(Dataset rows for apps and sites)
# # # # # # #

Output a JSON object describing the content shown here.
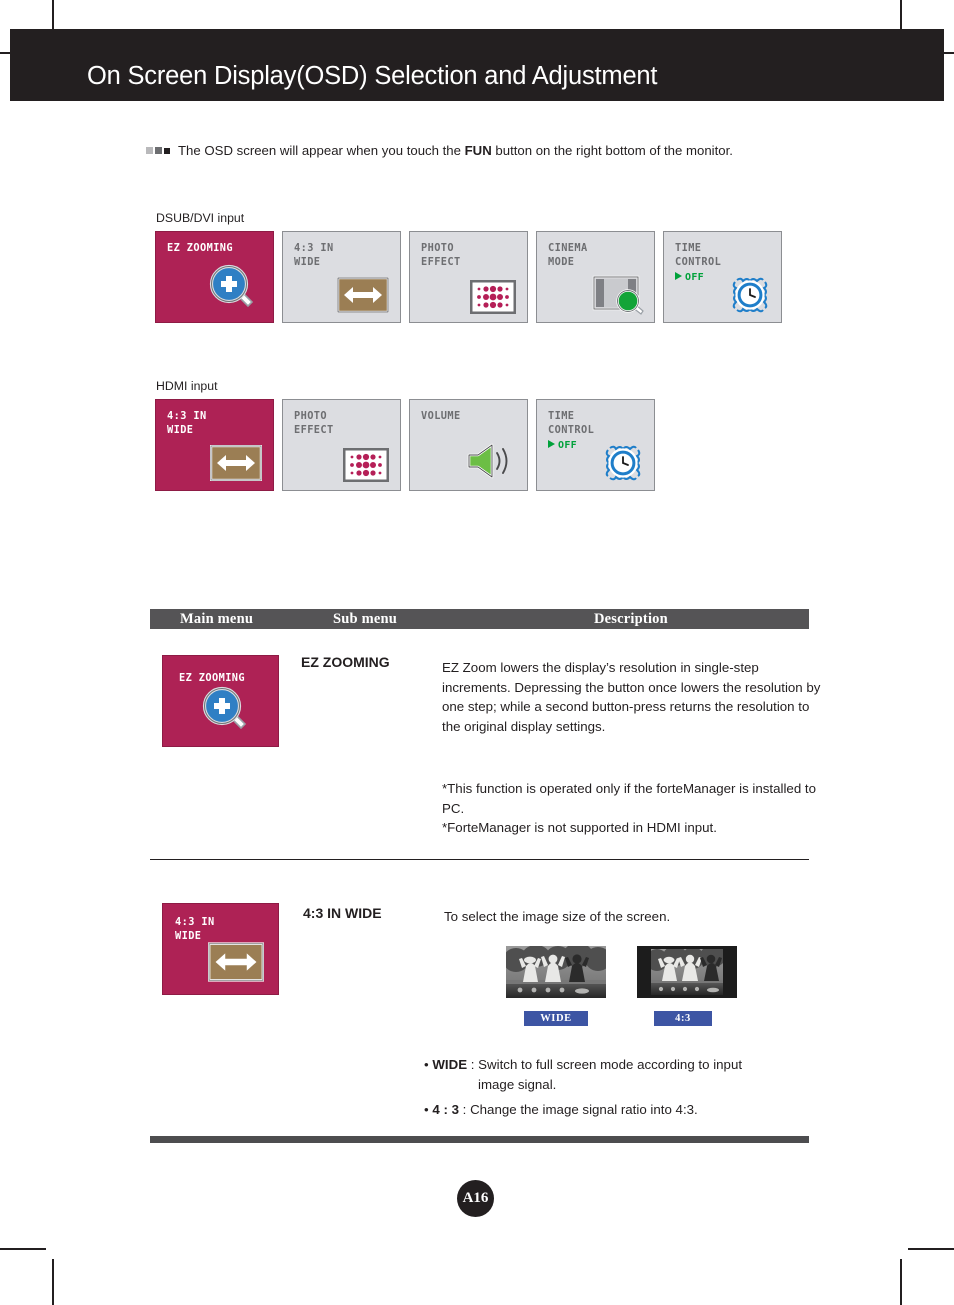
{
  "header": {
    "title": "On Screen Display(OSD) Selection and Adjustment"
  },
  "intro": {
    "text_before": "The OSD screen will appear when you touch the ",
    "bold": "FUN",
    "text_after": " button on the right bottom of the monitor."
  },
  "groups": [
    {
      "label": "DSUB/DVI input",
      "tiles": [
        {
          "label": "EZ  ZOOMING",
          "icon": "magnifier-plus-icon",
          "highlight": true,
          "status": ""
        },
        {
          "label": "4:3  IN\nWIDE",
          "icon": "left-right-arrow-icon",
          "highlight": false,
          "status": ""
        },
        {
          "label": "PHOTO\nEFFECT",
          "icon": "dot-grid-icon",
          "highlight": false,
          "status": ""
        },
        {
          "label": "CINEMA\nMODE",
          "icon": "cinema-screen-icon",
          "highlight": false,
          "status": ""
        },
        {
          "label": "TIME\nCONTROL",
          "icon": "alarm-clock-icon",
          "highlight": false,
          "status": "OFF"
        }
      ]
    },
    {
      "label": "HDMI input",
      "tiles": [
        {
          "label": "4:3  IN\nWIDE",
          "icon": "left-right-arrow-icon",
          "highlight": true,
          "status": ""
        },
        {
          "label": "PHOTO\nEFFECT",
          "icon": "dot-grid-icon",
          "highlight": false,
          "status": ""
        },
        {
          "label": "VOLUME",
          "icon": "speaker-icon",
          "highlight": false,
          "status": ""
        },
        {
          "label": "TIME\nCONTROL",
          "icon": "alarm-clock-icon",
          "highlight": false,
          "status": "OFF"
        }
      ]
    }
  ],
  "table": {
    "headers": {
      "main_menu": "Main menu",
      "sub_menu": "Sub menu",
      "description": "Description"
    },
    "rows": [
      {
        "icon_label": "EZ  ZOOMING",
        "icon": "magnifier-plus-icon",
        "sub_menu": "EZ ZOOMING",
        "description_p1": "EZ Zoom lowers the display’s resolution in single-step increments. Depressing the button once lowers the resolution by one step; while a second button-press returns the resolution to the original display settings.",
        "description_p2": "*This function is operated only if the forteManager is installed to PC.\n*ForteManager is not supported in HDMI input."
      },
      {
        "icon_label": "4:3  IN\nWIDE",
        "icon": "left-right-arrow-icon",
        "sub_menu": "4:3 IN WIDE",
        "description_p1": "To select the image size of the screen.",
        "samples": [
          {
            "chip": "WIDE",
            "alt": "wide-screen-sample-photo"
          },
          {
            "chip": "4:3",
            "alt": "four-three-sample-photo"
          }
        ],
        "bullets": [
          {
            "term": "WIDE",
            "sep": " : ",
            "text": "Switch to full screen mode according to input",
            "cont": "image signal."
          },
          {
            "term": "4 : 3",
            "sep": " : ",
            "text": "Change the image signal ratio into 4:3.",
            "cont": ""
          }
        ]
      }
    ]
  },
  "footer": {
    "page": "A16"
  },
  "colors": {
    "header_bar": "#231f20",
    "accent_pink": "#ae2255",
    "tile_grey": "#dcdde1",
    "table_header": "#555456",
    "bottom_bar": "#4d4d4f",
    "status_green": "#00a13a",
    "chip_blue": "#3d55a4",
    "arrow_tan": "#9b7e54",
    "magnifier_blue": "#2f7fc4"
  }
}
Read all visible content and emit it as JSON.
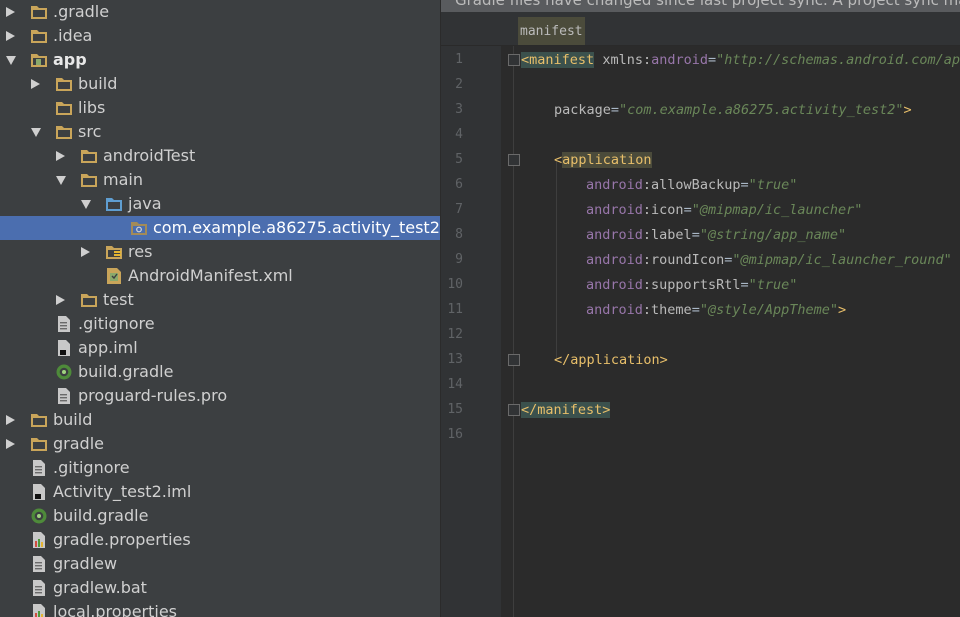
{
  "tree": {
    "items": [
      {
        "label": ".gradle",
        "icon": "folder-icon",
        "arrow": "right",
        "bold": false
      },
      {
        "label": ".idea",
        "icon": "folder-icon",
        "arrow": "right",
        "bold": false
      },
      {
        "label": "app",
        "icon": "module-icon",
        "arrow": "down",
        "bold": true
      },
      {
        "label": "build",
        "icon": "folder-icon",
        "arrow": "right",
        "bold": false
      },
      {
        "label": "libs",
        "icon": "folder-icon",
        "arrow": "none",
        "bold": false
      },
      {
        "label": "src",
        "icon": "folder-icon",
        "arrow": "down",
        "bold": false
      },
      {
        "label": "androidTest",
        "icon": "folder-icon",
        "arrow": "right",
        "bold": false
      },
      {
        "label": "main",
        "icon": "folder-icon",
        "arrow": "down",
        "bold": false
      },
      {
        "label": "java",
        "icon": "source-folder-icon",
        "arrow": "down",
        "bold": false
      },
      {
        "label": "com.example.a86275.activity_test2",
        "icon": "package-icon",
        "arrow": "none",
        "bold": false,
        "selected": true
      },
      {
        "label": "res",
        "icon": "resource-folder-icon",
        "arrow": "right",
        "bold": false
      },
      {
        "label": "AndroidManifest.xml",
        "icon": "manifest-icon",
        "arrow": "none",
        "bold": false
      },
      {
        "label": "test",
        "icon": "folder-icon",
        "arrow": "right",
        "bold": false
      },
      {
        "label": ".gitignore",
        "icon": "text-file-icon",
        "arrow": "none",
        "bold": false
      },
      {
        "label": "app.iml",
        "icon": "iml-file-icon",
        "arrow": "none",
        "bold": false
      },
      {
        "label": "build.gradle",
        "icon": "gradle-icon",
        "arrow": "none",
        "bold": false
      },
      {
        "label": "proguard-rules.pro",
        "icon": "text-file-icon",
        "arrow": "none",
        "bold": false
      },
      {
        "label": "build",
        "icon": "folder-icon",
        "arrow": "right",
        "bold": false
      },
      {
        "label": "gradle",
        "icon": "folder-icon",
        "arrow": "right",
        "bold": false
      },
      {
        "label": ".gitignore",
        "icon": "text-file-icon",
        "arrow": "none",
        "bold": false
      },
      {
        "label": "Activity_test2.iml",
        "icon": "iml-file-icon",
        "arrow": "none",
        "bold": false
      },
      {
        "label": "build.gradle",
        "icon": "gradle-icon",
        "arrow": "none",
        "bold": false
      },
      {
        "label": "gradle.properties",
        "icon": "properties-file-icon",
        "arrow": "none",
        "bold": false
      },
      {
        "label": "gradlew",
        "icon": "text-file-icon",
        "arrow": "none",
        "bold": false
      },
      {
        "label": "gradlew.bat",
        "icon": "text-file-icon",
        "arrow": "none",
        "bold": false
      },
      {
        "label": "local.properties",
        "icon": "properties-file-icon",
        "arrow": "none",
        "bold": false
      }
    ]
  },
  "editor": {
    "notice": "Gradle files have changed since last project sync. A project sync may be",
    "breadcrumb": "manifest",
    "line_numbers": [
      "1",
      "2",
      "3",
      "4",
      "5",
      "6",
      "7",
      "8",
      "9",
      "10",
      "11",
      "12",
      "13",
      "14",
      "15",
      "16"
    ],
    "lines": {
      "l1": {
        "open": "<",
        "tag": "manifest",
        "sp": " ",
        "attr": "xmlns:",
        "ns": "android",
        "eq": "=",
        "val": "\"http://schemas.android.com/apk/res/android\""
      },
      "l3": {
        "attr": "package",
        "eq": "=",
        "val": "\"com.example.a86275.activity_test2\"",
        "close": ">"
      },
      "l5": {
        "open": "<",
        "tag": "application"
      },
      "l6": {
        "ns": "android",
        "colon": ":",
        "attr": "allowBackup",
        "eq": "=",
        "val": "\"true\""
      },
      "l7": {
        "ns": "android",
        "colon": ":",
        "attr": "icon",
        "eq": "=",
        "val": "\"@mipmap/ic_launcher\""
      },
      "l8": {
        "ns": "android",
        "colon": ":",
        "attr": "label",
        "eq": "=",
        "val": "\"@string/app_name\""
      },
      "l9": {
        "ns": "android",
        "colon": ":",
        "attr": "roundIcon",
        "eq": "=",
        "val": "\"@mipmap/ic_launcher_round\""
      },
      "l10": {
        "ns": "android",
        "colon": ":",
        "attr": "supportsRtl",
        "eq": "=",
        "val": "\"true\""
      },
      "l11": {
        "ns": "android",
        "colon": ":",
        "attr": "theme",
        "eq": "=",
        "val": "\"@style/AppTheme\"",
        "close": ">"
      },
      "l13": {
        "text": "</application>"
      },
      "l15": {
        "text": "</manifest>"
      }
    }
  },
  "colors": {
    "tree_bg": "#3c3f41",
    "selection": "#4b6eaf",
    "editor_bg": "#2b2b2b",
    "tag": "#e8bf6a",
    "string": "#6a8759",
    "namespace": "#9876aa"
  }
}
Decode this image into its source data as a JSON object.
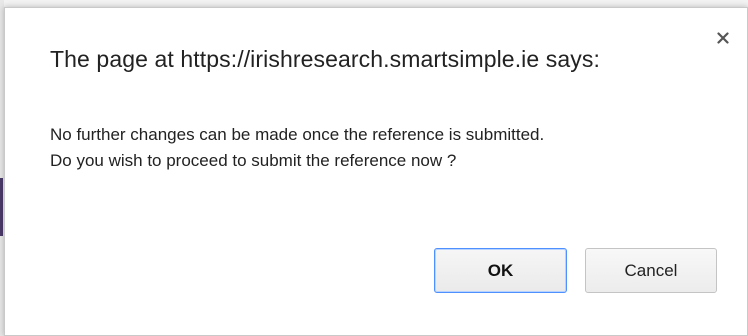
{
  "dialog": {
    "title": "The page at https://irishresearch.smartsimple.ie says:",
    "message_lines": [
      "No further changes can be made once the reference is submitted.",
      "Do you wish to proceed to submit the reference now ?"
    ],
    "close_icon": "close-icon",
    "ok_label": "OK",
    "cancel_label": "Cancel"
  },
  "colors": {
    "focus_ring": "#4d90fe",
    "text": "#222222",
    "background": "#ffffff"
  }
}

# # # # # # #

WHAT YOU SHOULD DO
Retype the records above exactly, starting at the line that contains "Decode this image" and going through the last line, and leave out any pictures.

RESPONSE
Decode this image into its source data as a JSON object.
{
  "dialog": {
    "title": "The page at https://irishresearch.smartsimple.ie says:",
    "message_lines": [
      "No further changes can be made once the reference is submitted.",
      "Do you wish to proceed to submit the reference now ?"
    ],
    "close_icon": "close-icon",
    "ok_label": "OK",
    "cancel_label": "Cancel"
  },
  "colors": {
    "focus_ring": "#4d90fe",
    "text": "#222222",
    "background": "#ffffff"
  }
}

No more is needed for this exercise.